§ **Work request**:
Please copy every record below exactly, leaving out the pictures.

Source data
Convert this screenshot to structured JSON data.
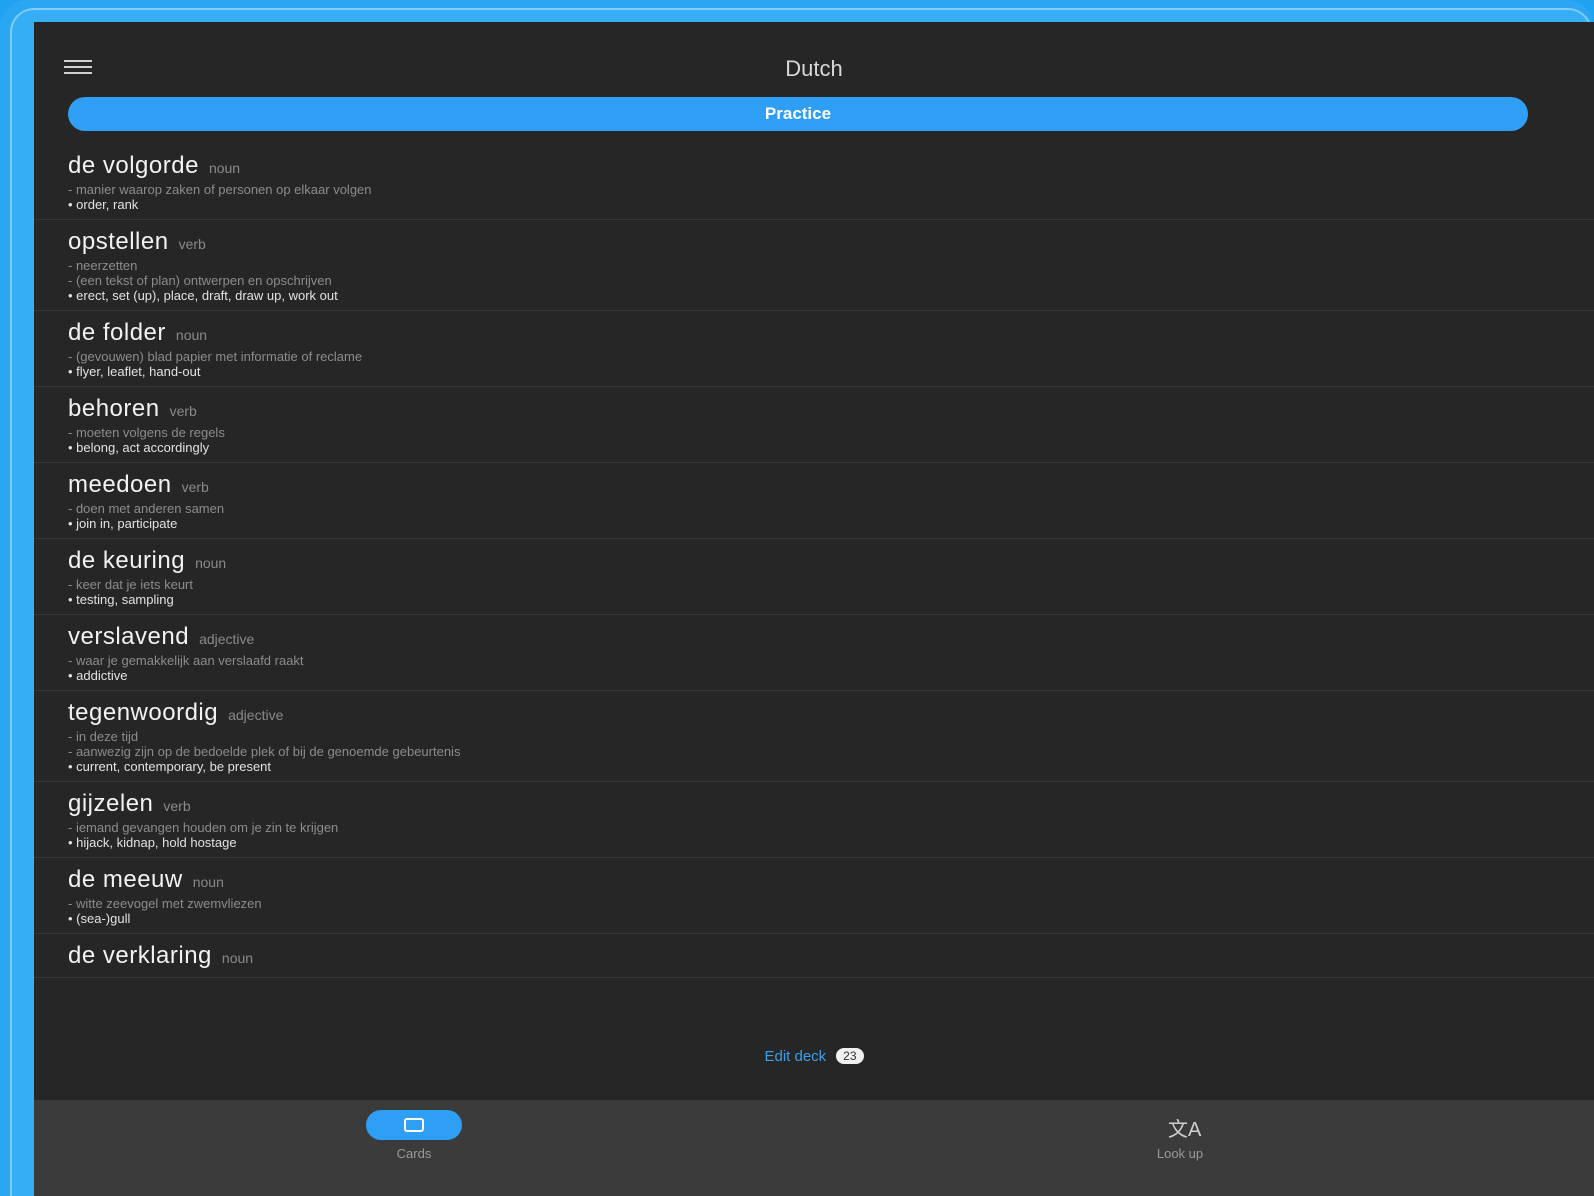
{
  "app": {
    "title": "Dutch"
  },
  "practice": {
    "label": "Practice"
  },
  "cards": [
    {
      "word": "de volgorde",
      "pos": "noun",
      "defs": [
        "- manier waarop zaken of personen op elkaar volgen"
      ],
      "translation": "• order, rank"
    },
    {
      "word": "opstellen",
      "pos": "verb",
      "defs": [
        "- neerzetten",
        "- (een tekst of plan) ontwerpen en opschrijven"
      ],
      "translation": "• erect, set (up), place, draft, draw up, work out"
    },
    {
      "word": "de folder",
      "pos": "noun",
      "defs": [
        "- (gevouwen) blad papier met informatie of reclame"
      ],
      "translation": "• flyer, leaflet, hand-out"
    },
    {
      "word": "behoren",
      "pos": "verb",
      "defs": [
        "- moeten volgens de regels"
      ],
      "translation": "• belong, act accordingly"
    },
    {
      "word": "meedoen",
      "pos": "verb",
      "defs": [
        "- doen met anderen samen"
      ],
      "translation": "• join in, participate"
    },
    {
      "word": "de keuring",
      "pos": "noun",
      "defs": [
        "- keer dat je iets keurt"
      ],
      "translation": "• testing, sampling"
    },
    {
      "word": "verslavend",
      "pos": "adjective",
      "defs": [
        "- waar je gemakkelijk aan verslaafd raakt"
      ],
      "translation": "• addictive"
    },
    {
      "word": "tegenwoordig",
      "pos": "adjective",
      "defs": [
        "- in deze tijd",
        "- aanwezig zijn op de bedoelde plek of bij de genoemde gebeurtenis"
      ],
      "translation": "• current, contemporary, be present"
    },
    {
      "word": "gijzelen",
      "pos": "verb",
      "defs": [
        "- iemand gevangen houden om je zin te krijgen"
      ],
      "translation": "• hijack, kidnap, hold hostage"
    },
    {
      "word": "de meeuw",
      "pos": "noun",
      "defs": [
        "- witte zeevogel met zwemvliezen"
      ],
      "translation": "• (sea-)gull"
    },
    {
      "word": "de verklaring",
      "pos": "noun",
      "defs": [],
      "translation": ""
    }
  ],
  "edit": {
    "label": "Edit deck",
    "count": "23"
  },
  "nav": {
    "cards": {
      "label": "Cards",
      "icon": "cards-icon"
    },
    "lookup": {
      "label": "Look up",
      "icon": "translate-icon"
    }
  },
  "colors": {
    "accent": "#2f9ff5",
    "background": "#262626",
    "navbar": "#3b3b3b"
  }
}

§ **Solution to this problem**:
Convert this screenshot to structured JSON data.
{
  "app": {
    "title": "Dutch"
  },
  "practice": {
    "label": "Practice"
  },
  "cards": [
    {
      "word": "de volgorde",
      "pos": "noun",
      "defs": [
        "- manier waarop zaken of personen op elkaar volgen"
      ],
      "translation": "• order, rank"
    },
    {
      "word": "opstellen",
      "pos": "verb",
      "defs": [
        "- neerzetten",
        "- (een tekst of plan) ontwerpen en opschrijven"
      ],
      "translation": "• erect, set (up), place, draft, draw up, work out"
    },
    {
      "word": "de folder",
      "pos": "noun",
      "defs": [
        "- (gevouwen) blad papier met informatie of reclame"
      ],
      "translation": "• flyer, leaflet, hand-out"
    },
    {
      "word": "behoren",
      "pos": "verb",
      "defs": [
        "- moeten volgens de regels"
      ],
      "translation": "• belong, act accordingly"
    },
    {
      "word": "meedoen",
      "pos": "verb",
      "defs": [
        "- doen met anderen samen"
      ],
      "translation": "• join in, participate"
    },
    {
      "word": "de keuring",
      "pos": "noun",
      "defs": [
        "- keer dat je iets keurt"
      ],
      "translation": "• testing, sampling"
    },
    {
      "word": "verslavend",
      "pos": "adjective",
      "defs": [
        "- waar je gemakkelijk aan verslaafd raakt"
      ],
      "translation": "• addictive"
    },
    {
      "word": "tegenwoordig",
      "pos": "adjective",
      "defs": [
        "- in deze tijd",
        "- aanwezig zijn op de bedoelde plek of bij de genoemde gebeurtenis"
      ],
      "translation": "• current, contemporary, be present"
    },
    {
      "word": "gijzelen",
      "pos": "verb",
      "defs": [
        "- iemand gevangen houden om je zin te krijgen"
      ],
      "translation": "• hijack, kidnap, hold hostage"
    },
    {
      "word": "de meeuw",
      "pos": "noun",
      "defs": [
        "- witte zeevogel met zwemvliezen"
      ],
      "translation": "• (sea-)gull"
    },
    {
      "word": "de verklaring",
      "pos": "noun",
      "defs": [],
      "translation": ""
    }
  ],
  "edit": {
    "label": "Edit deck",
    "count": "23"
  },
  "nav": {
    "cards": {
      "label": "Cards",
      "icon": "cards-icon"
    },
    "lookup": {
      "label": "Look up",
      "icon": "translate-icon"
    }
  },
  "colors": {
    "accent": "#2f9ff5",
    "background": "#262626",
    "navbar": "#3b3b3b"
  }
}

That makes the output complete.